In all faiths of the world, there are some common truths. Surely this is no accident. Coincidence is often evidence of God’s presence in my mind. How can we acknowledge a God of unfathomable wisdom and yet seek to limit that same God’s power to present The Way to people in the cultural context that would make sense to their/our tiny minds? I propose it would serve us all best in preserving the good of humanity to respect those common truths. Further who am I or you but a peer to all others of which God is the Creator? Who am I to judge the work of the Master? The Bible instructs us only to judge those of our believing community and even there to do so through a construct of law and justice (link). Further we should bear in mind that no matter how inspired the Word, God did not write it by His own hand and it has been translated in multiple ways. Therefore we should look to the traditions of the Church for guidance as well.

In all matters of serious moral judgment, the original Church taught (to summarize from the Catechism of The Roman Catholic Church, link) that we should seek wise counsel (from one or more persons well-versed in Biblical languages and culture, literary interpretation, Scriptural study, etc) and examine an issue from all sides and in every intellectual field (historical, philosophical, social, psychological, theological, scientific,etc). God gave us brains and the collective gifts of humanity to USE. Then we should pray long and thoroughly (most especially that God’s will be done and with an open ear to the echoed answer of the Spirit from at least 2 entirely different sources lest we be deceived in our haste). Finally, we are obligated to act in accord with OUR conscience even if our actions would be in conflict with “official teachings” because ultimately we are responsible for our own salvation (link). On the topic of evangelizing, this has been an ongoing process for me.

I’d like to share some seemingly disconnected but relevant truths revealed to me in prayer, study, and conversation with counsel on the topic at hand.

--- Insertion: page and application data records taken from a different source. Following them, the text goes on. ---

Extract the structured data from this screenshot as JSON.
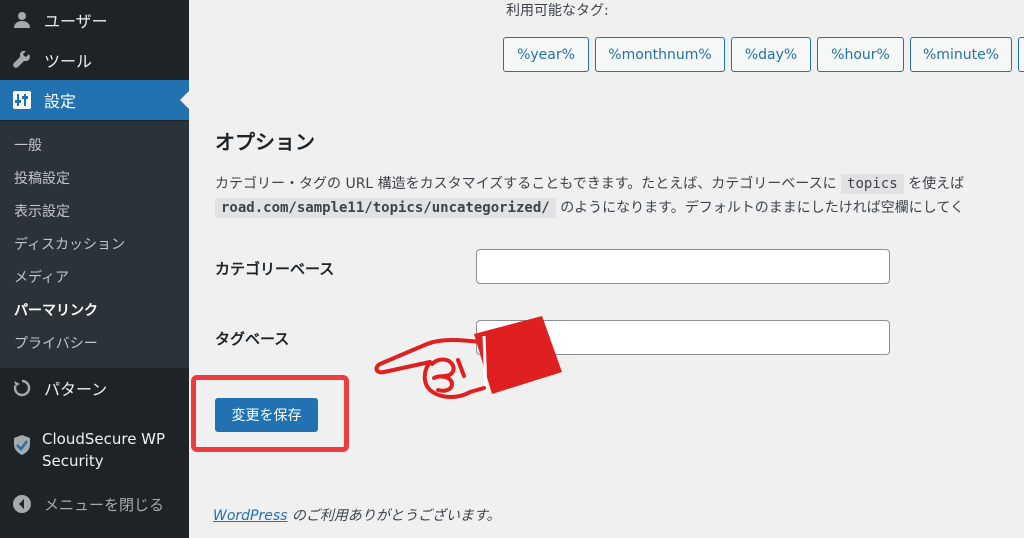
{
  "sidebar": {
    "items_top": [
      {
        "label": "ユーザー",
        "icon": "user-icon"
      },
      {
        "label": "ツール",
        "icon": "wrench-icon"
      },
      {
        "label": "設定",
        "icon": "settings-icon"
      }
    ],
    "submenu": [
      "一般",
      "投稿設定",
      "表示設定",
      "ディスカッション",
      "メディア",
      "パーマリンク",
      "プライバシー"
    ],
    "pattern": "パターン",
    "cloudsecure": "CloudSecure WP Security",
    "cloudsecure_line1": "CloudSecure WP",
    "cloudsecure_line2": "Security",
    "collapse": "メニューを閉じる"
  },
  "main": {
    "available_tags_label": "利用可能なタグ:",
    "tags": [
      "%year%",
      "%monthnum%",
      "%day%",
      "%hour%",
      "%minute%"
    ],
    "options_title": "オプション",
    "desc_line1_pre": "カテゴリー・タグの URL 構造をカスタマイズすることもできます。たとえば、カテゴリーベースに",
    "desc_code1": "topics",
    "desc_line1_post": "を使えば",
    "desc_code2": "road.com/sample11/topics/uncategorized/",
    "desc_line2_post": "のようになります。デフォルトのままにしたければ空欄にしてく",
    "category_base_label": "カテゴリーベース",
    "category_base_value": "",
    "tag_base_label": "タグベース",
    "tag_base_value": "",
    "save_button": "変更を保存",
    "footer_link": "WordPress",
    "footer_text": " のご利用ありがとうございます。"
  },
  "colors": {
    "sidebar_bg": "#1d2327",
    "accent": "#2271b1",
    "highlight": "#ef3b3b"
  }
}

Love and hate cannot coexist. Temptation does not foreshadow sin; it merely warns of it’s potential presence. A Jewish philosopher (link) taught the Golden Rule this way, “Do NOT do onto others what you do NOT want done onto you.” In matters of morality, majority does not rule. I cannot consciously hate in word or deed because it conflicts with the Truth of Love.

So, because Christianity makes sense to me and It’s teachings are what my conscience most often leads me to profess and follow, I am bound by my conscience to spread the Good News for my own salvation. But I am committed to letting my “speech” begin with acts of love and then continue, as opportunity allows, by relating the example of Jesus the Christ. I believe that the Truth will make itself known to whomever answers the door. Somebody’s knocking. Will you let Him in?